▶ [Task goal] Write out the data below exactly as given, without any of its pictures.

▶ [Information given]
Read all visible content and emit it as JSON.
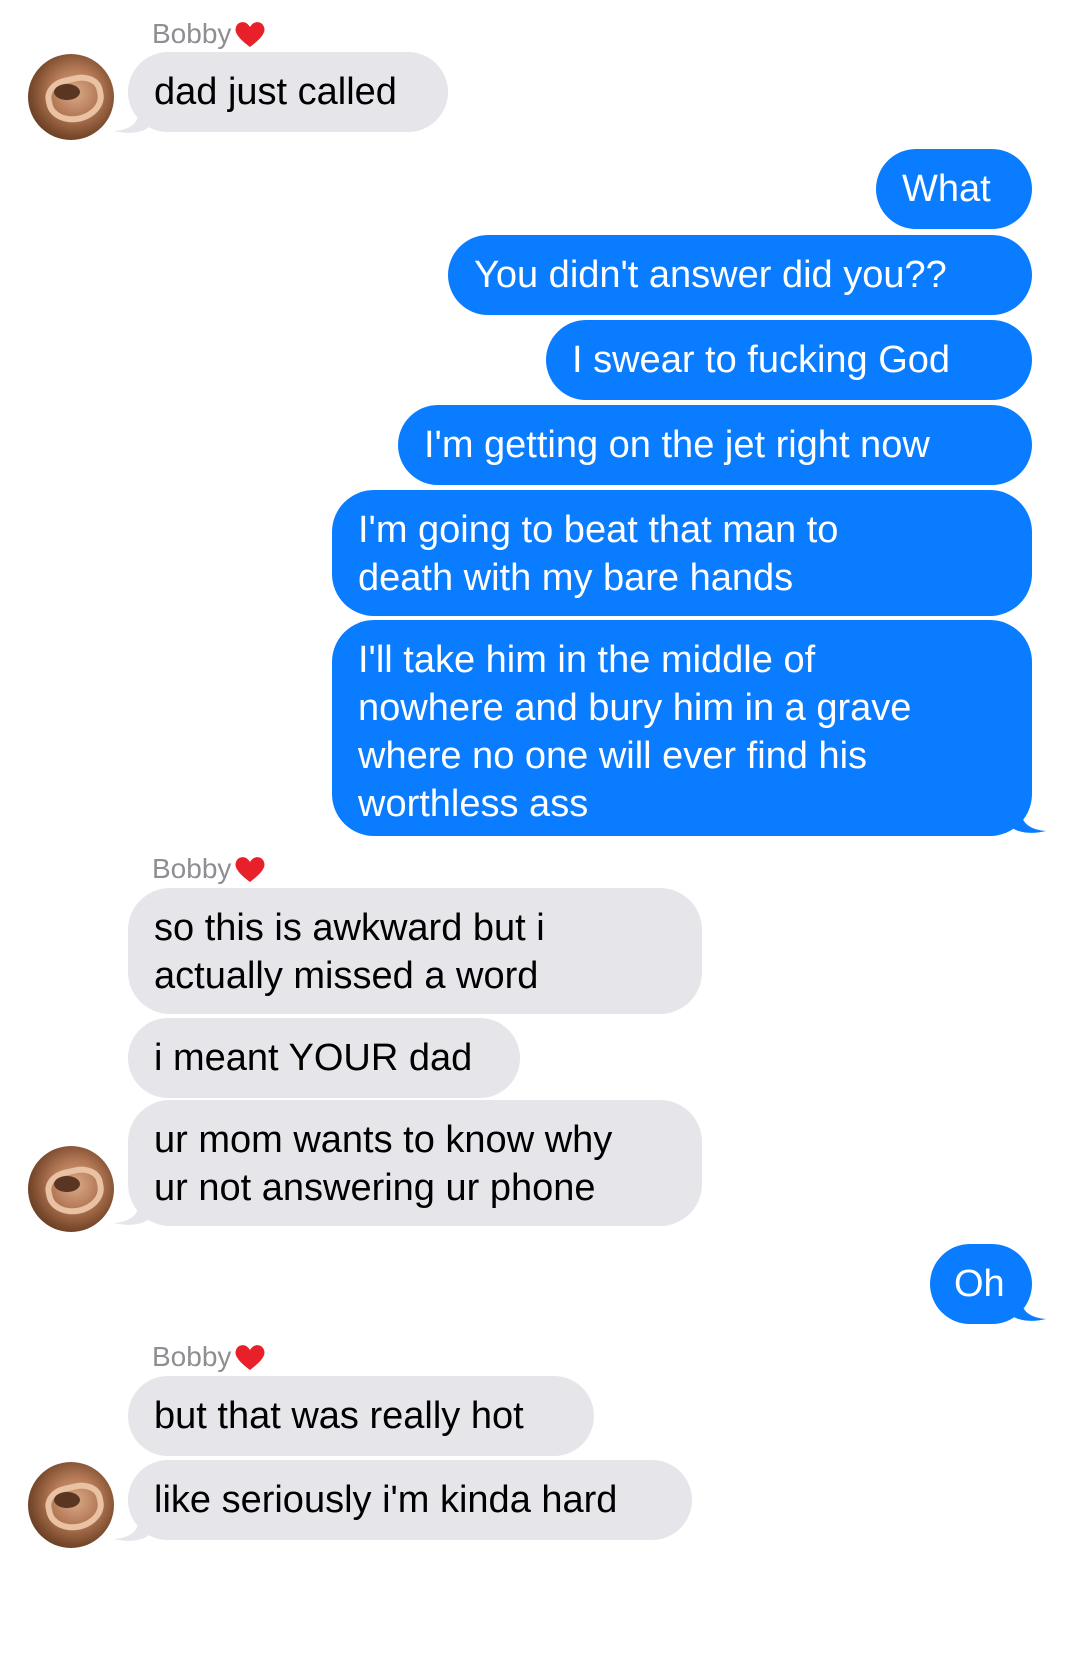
{
  "contact": {
    "name": "Bobby",
    "heart": "red-heart-emoji"
  },
  "colors": {
    "incoming_bg": "#e5e5ea",
    "outgoing_bg": "#0a7cff",
    "name_gray": "#8e8e93"
  },
  "messages": [
    {
      "from": "them",
      "text": "dad just called"
    },
    {
      "from": "me",
      "text": "What"
    },
    {
      "from": "me",
      "text": "You didn't answer did you??"
    },
    {
      "from": "me",
      "text": "I swear to fucking God"
    },
    {
      "from": "me",
      "text": "I'm getting on the jet right now"
    },
    {
      "from": "me",
      "text": "I'm going to beat that man to\ndeath with my bare hands"
    },
    {
      "from": "me",
      "text": "I'll take him in the middle of\nnowhere and bury him in a grave\nwhere no one will ever find his\nworthless ass"
    },
    {
      "from": "them",
      "text": "so this is awkward but i\nactually missed a word"
    },
    {
      "from": "them",
      "text": "i meant YOUR dad"
    },
    {
      "from": "them",
      "text": "ur mom wants to know why\nur not answering ur phone"
    },
    {
      "from": "me",
      "text": "Oh"
    },
    {
      "from": "them",
      "text": "but that was really hot"
    },
    {
      "from": "them",
      "text": "like seriously i'm kinda hard"
    }
  ]
}
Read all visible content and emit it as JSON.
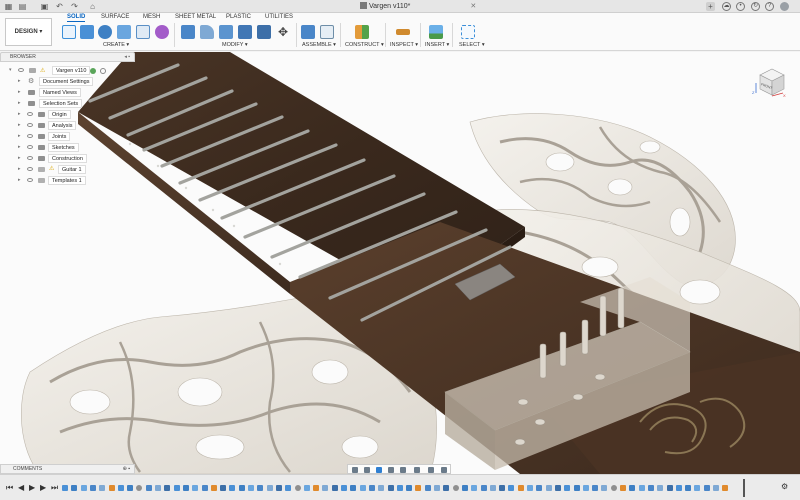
{
  "window": {
    "doc_title": "Vargen v110*",
    "icons": [
      "grid-icon",
      "file-icon",
      "save-icon",
      "undo-icon",
      "redo-icon",
      "home-icon",
      "close-icon",
      "add-tab-icon",
      "cloud-icon",
      "notifications-icon",
      "job-status-icon",
      "help-icon",
      "user-avatar"
    ]
  },
  "ribbon": {
    "workspace_label": "DESIGN ▾",
    "tabs": [
      {
        "label": "SOLID",
        "active": true
      },
      {
        "label": "SURFACE",
        "active": false
      },
      {
        "label": "MESH",
        "active": false
      },
      {
        "label": "SHEET METAL",
        "active": false
      },
      {
        "label": "PLASTIC",
        "active": false
      },
      {
        "label": "UTILITIES",
        "active": false
      }
    ],
    "groups": [
      {
        "label": "CREATE ▾"
      },
      {
        "label": "MODIFY ▾"
      },
      {
        "label": "ASSEMBLE ▾"
      },
      {
        "label": "CONSTRUCT ▾"
      },
      {
        "label": "INSPECT ▾"
      },
      {
        "label": "INSERT ▾"
      },
      {
        "label": "SELECT ▾"
      }
    ]
  },
  "browser": {
    "header": "BROWSER",
    "root": "Vargen v110",
    "items": [
      {
        "label": "Document Settings",
        "icon": "gear-icon"
      },
      {
        "label": "Named Views",
        "icon": "folder-icon"
      },
      {
        "label": "Selection Sets",
        "icon": "folder-icon"
      },
      {
        "label": "Origin",
        "icon": "folder-icon"
      },
      {
        "label": "Analysis",
        "icon": "folder-icon"
      },
      {
        "label": "Joints",
        "icon": "folder-icon"
      },
      {
        "label": "Sketches",
        "icon": "folder-icon"
      },
      {
        "label": "Construction",
        "icon": "folder-icon"
      },
      {
        "label": "Guitar 1",
        "icon": "component-icon"
      },
      {
        "label": "Templates 1",
        "icon": "component-icon"
      }
    ]
  },
  "viewcube": {
    "face_label": "FRONT",
    "axis_z": "Z",
    "axis_x": "X"
  },
  "comments": {
    "label": "COMMENTS"
  },
  "colors": {
    "accent": "#0a66c2",
    "wood_dark": "#3b2a1e",
    "wood_mid": "#5a3f2b",
    "lattice": "#eae6df",
    "fret": "#9a9a96"
  }
}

▶ [Result of the exercise]
Read all visible content and emit it as JSON.
{
  "contact": {
    "name": "Bobby",
    "heart": "red-heart-emoji"
  },
  "colors": {
    "incoming_bg": "#e5e5ea",
    "outgoing_bg": "#0a7cff",
    "name_gray": "#8e8e93"
  },
  "messages": [
    {
      "from": "them",
      "text": "dad just called"
    },
    {
      "from": "me",
      "text": "What"
    },
    {
      "from": "me",
      "text": "You didn't answer did you??"
    },
    {
      "from": "me",
      "text": "I swear to fucking God"
    },
    {
      "from": "me",
      "text": "I'm getting on the jet right now"
    },
    {
      "from": "me",
      "text": "I'm going to beat that man to\ndeath with my bare hands"
    },
    {
      "from": "me",
      "text": "I'll take him in the middle of\nnowhere and bury him in a grave\nwhere no one will ever find his\nworthless ass"
    },
    {
      "from": "them",
      "text": "so this is awkward but i\nactually missed a word"
    },
    {
      "from": "them",
      "text": "i meant YOUR dad"
    },
    {
      "from": "them",
      "text": "ur mom wants to know why\nur not answering ur phone"
    },
    {
      "from": "me",
      "text": "Oh"
    },
    {
      "from": "them",
      "text": "but that was really hot"
    },
    {
      "from": "them",
      "text": "like seriously i'm kinda hard"
    }
  ]
}
Read all visible content and emit it as JSON.
{
  "window": {
    "doc_title": "Vargen v110*",
    "icons": [
      "grid-icon",
      "file-icon",
      "save-icon",
      "undo-icon",
      "redo-icon",
      "home-icon",
      "close-icon",
      "add-tab-icon",
      "cloud-icon",
      "notifications-icon",
      "job-status-icon",
      "help-icon",
      "user-avatar"
    ]
  },
  "ribbon": {
    "workspace_label": "DESIGN ▾",
    "tabs": [
      {
        "label": "SOLID",
        "active": true
      },
      {
        "label": "SURFACE",
        "active": false
      },
      {
        "label": "MESH",
        "active": false
      },
      {
        "label": "SHEET METAL",
        "active": false
      },
      {
        "label": "PLASTIC",
        "active": false
      },
      {
        "label": "UTILITIES",
        "active": false
      }
    ],
    "groups": [
      {
        "label": "CREATE ▾"
      },
      {
        "label": "MODIFY ▾"
      },
      {
        "label": "ASSEMBLE ▾"
      },
      {
        "label": "CONSTRUCT ▾"
      },
      {
        "label": "INSPECT ▾"
      },
      {
        "label": "INSERT ▾"
      },
      {
        "label": "SELECT ▾"
      }
    ]
  },
  "browser": {
    "header": "BROWSER",
    "root": "Vargen v110",
    "items": [
      {
        "label": "Document Settings",
        "icon": "gear-icon"
      },
      {
        "label": "Named Views",
        "icon": "folder-icon"
      },
      {
        "label": "Selection Sets",
        "icon": "folder-icon"
      },
      {
        "label": "Origin",
        "icon": "folder-icon"
      },
      {
        "label": "Analysis",
        "icon": "folder-icon"
      },
      {
        "label": "Joints",
        "icon": "folder-icon"
      },
      {
        "label": "Sketches",
        "icon": "folder-icon"
      },
      {
        "label": "Construction",
        "icon": "folder-icon"
      },
      {
        "label": "Guitar 1",
        "icon": "component-icon"
      },
      {
        "label": "Templates 1",
        "icon": "component-icon"
      }
    ]
  },
  "viewcube": {
    "face_label": "FRONT",
    "axis_z": "Z",
    "axis_x": "X"
  },
  "comments": {
    "label": "COMMENTS"
  },
  "colors": {
    "accent": "#0a66c2",
    "wood_dark": "#3b2a1e",
    "wood_mid": "#5a3f2b",
    "lattice": "#eae6df",
    "fret": "#9a9a96"
  }
}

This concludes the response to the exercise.